** Opening DATA SUPPLIED block **
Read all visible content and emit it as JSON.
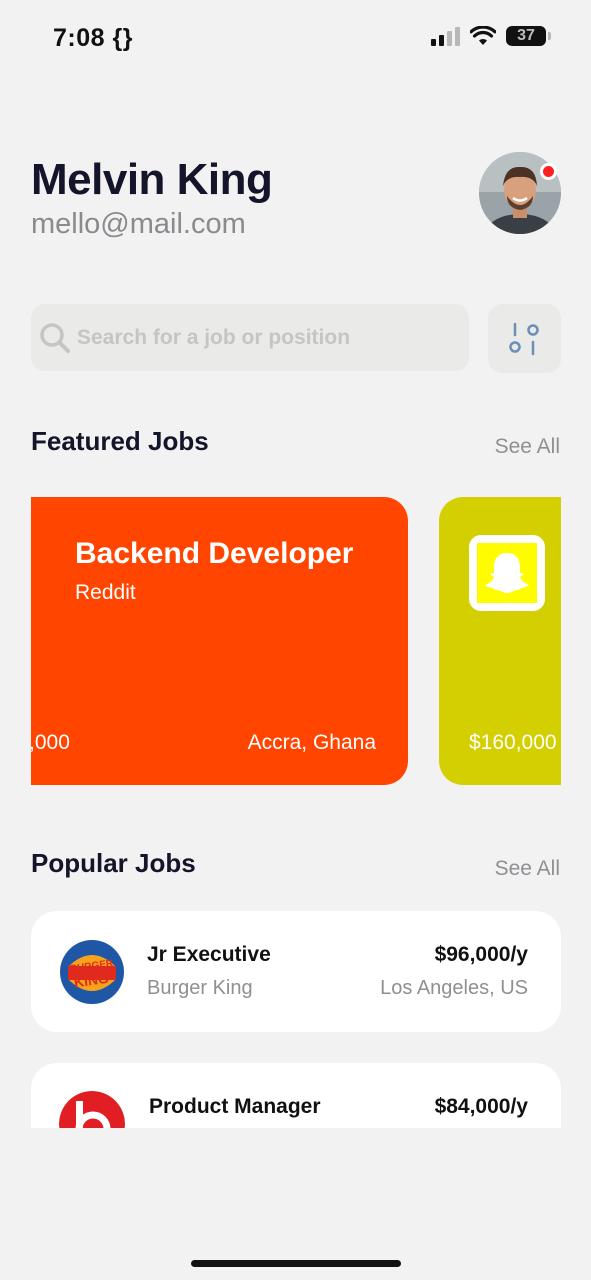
{
  "status_bar": {
    "time": "7:08 {}",
    "battery": "37",
    "battery_level": 0.37
  },
  "profile": {
    "name": "Melvin King",
    "email": "mello@mail.com",
    "avatar_icon": "person-avatar",
    "has_notification": true
  },
  "search": {
    "placeholder": "Search for a job or position",
    "value": ""
  },
  "featured": {
    "title": "Featured Jobs",
    "see_all": "See All",
    "cards": [
      {
        "title": "Backend Developer",
        "company": "Reddit",
        "salary": ",000",
        "location": "Accra, Ghana",
        "color": "#ff4500",
        "logo_icon": "reddit-logo"
      },
      {
        "title": "",
        "company": "",
        "salary": "$160,000",
        "location": "",
        "color": "#d4cf00",
        "logo_icon": "snapchat-logo"
      }
    ]
  },
  "popular": {
    "title": "Popular Jobs",
    "see_all": "See All",
    "items": [
      {
        "title": "Jr Executive",
        "company": "Burger King",
        "salary": "$96,000/y",
        "location": "Los Angeles, US",
        "logo_icon": "burger-king-logo"
      },
      {
        "title": "Product Manager",
        "company": "",
        "salary": "$84,000/y",
        "location": "",
        "logo_icon": "beats-logo"
      }
    ]
  },
  "colors": {
    "background": "#f2f2f2",
    "reddit_orange": "#ff4500",
    "snapchat_yellow": "#d4cf00",
    "notification_red": "#ff1f1f"
  }
}
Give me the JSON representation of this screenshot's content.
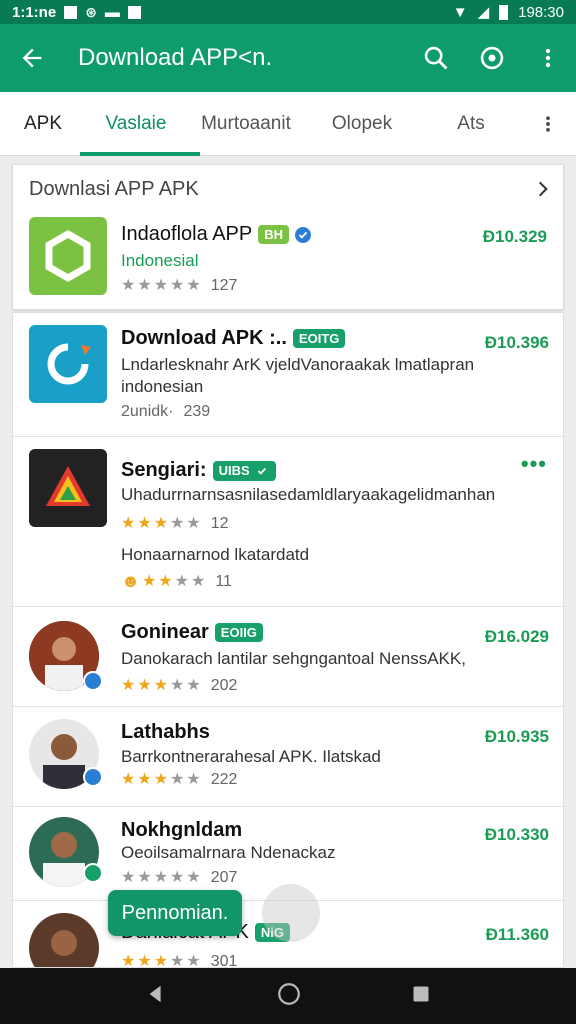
{
  "status": {
    "time_left": "1:1:ne",
    "time_right": "198:30"
  },
  "app_bar": {
    "title": "Download APP<n."
  },
  "tabs": [
    "APK",
    "Vaslaie",
    "Murtoaanit",
    "Olopek",
    "Ats"
  ],
  "featured": {
    "header": "Downlasi APP APK",
    "item": {
      "name": "Indaoflola APP",
      "badge": "BH",
      "subtitle": "Indonesial",
      "rating_count": "127",
      "price": "Ð10.329",
      "stars": 0
    }
  },
  "list": [
    {
      "name": "Download APK :..",
      "badge": "EOITG",
      "desc1": "Lndarlesknahr ArK vjeldVanoraakak lmatlapran",
      "desc2": "indonesian",
      "rating_label": "2unidk·",
      "rating_count": "239",
      "price": "Ð10.396"
    },
    {
      "name": "Sengiari:",
      "badge": "UIBS",
      "desc1": "Uhadurrnarnsasnilasedamldlaryaakagelidmanhan",
      "rating_count": "12",
      "stars": 3,
      "extra_line": "Honaarnarnod lkatardatd",
      "extra_count": "11"
    },
    {
      "name": "Goninear",
      "badge": "EOIIG",
      "desc1": "Danokarach lantilar sehgngantoal NenssAKK,",
      "rating_count": "202",
      "stars": 3,
      "price": "Ð16.029"
    },
    {
      "name": "Lathabhs",
      "desc1": "Barrkontnerarahesal APK. Ilatskad",
      "rating_count": "222",
      "stars": 3,
      "price": "Ð10.935"
    },
    {
      "name": "Nokhgnldam",
      "desc1": "Oeoilsamalrnara Ndenackaz",
      "rating_count": "207",
      "stars": 0,
      "price": "Ð10.330"
    },
    {
      "name": "Danlaicat APK",
      "badge": "NiG",
      "rating_count": "301",
      "price": "Ð11.360"
    }
  ],
  "snackbar": "Pennomian.",
  "colors": {
    "primary": "#0e9c6d",
    "primary_dark": "#087a55",
    "accent_green": "#1a9c55",
    "star": "#f0a61c"
  }
}
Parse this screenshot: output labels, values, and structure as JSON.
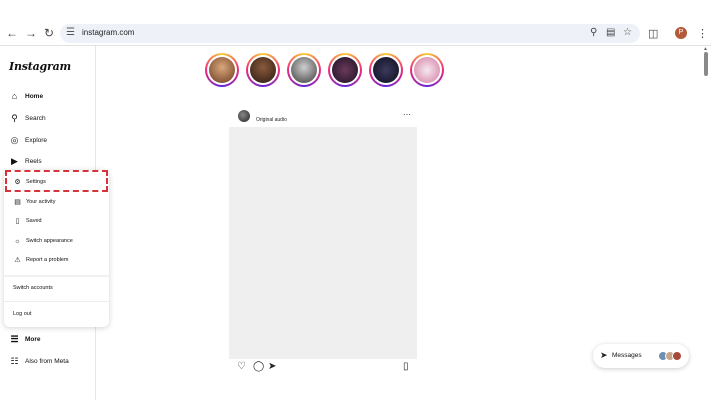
{
  "browser": {
    "url": "instagram.com",
    "profile_initial": "P"
  },
  "sidebar": {
    "logo": "Instagram",
    "nav": [
      {
        "label": "Home",
        "icon": "home-icon"
      },
      {
        "label": "Search",
        "icon": "search-icon"
      },
      {
        "label": "Explore",
        "icon": "compass-icon"
      },
      {
        "label": "Reels",
        "icon": "reels-icon"
      }
    ],
    "bottom": [
      {
        "label": "More",
        "icon": "menu-icon"
      },
      {
        "label": "Also from Meta",
        "icon": "meta-icon"
      }
    ]
  },
  "menu": {
    "items": [
      {
        "label": "Settings",
        "icon": "gear-icon"
      },
      {
        "label": "Your activity",
        "icon": "activity-icon"
      },
      {
        "label": "Saved",
        "icon": "bookmark-icon"
      },
      {
        "label": "Switch appearance",
        "icon": "sun-icon"
      },
      {
        "label": "Report a problem",
        "icon": "report-icon"
      }
    ],
    "switch_accounts": "Switch accounts",
    "logout": "Log out"
  },
  "post": {
    "audio_label": "Original audio"
  },
  "messages": {
    "label": "Messages"
  },
  "colors": {
    "highlight": "#d6333a",
    "story_ring": "#ee2a7b"
  }
}
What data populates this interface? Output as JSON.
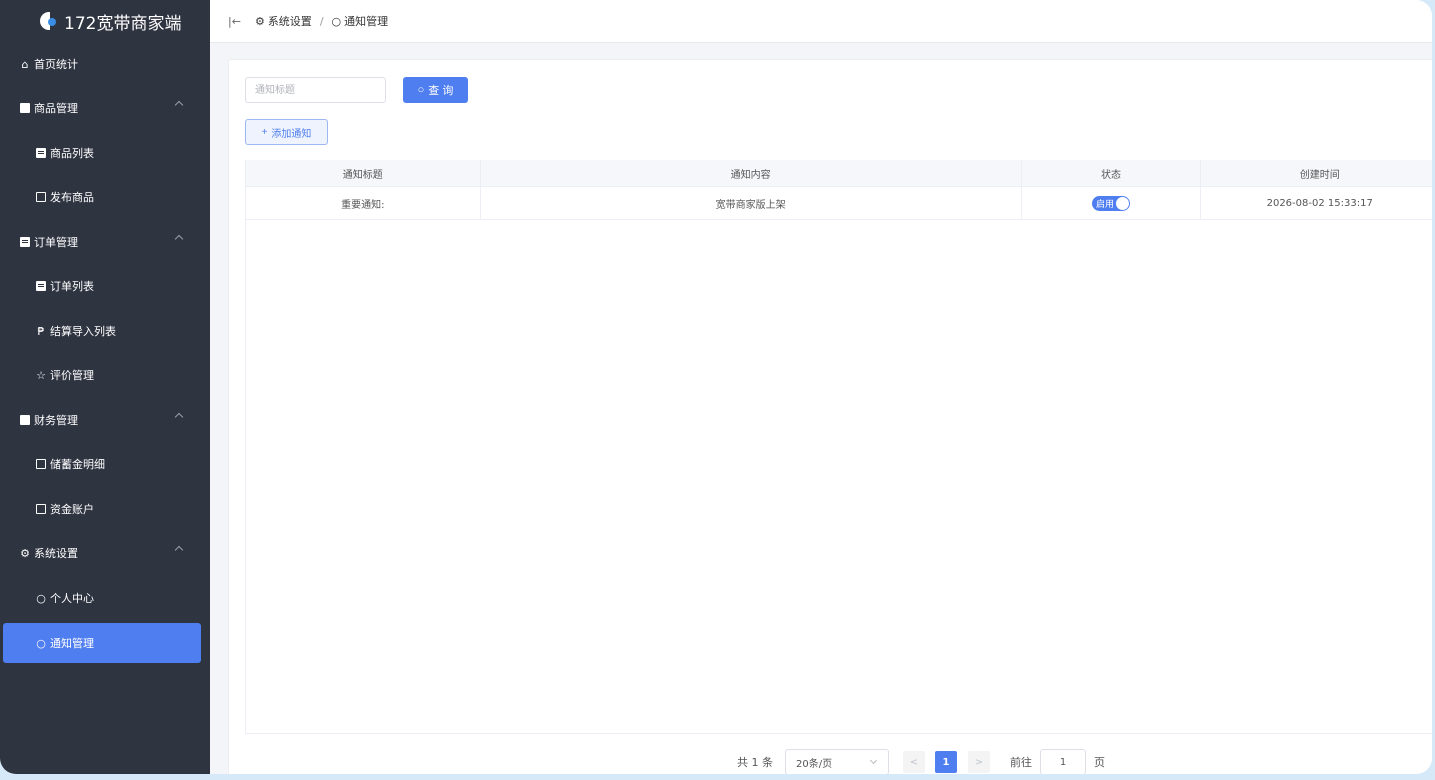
{
  "app": {
    "title": "172宽带商家端"
  },
  "sidebar": {
    "items": [
      {
        "label": "首页统计",
        "icon": "home-icon"
      },
      {
        "label": "商品管理",
        "icon": "goods-icon"
      },
      {
        "label": "商品列表",
        "icon": "list-icon"
      },
      {
        "label": "发布商品",
        "icon": "edit-icon"
      },
      {
        "label": "订单管理",
        "icon": "order-icon"
      },
      {
        "label": "订单列表",
        "icon": "list-icon"
      },
      {
        "label": "结算导入列表",
        "icon": "import-icon"
      },
      {
        "label": "评价管理",
        "icon": "star-icon"
      },
      {
        "label": "财务管理",
        "icon": "finance-icon"
      },
      {
        "label": "储蓄金明细",
        "icon": "savings-icon"
      },
      {
        "label": "资金账户",
        "icon": "account-icon"
      },
      {
        "label": "系统设置",
        "icon": "gear-icon"
      },
      {
        "label": "个人中心",
        "icon": "user-icon"
      },
      {
        "label": "通知管理",
        "icon": "bell-icon"
      }
    ]
  },
  "header": {
    "breadcrumb_parent": "系统设置",
    "breadcrumb_sep": "/",
    "breadcrumb_current": "通知管理"
  },
  "toolbar": {
    "search_placeholder": "通知标题",
    "query_label": "查 询",
    "add_label": "添加通知"
  },
  "table": {
    "columns": [
      "通知标题",
      "通知内容",
      "状态",
      "创建时间"
    ],
    "rows": [
      {
        "title": "重要通知:",
        "content": "宽带商家版上架",
        "status": "启用",
        "created": "2026-08-02 15:33:17"
      }
    ]
  },
  "pagination": {
    "total": "共 1 条",
    "page_size": "20条/页",
    "current_page": "1",
    "goto_label": "前往",
    "goto_value": "1",
    "goto_suffix": "页"
  },
  "colors": {
    "sidebar_bg": "#2f3441",
    "accent": "#4f7ef0"
  }
}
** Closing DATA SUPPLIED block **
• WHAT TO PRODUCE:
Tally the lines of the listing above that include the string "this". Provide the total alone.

• EXERCISE ANSWER:
3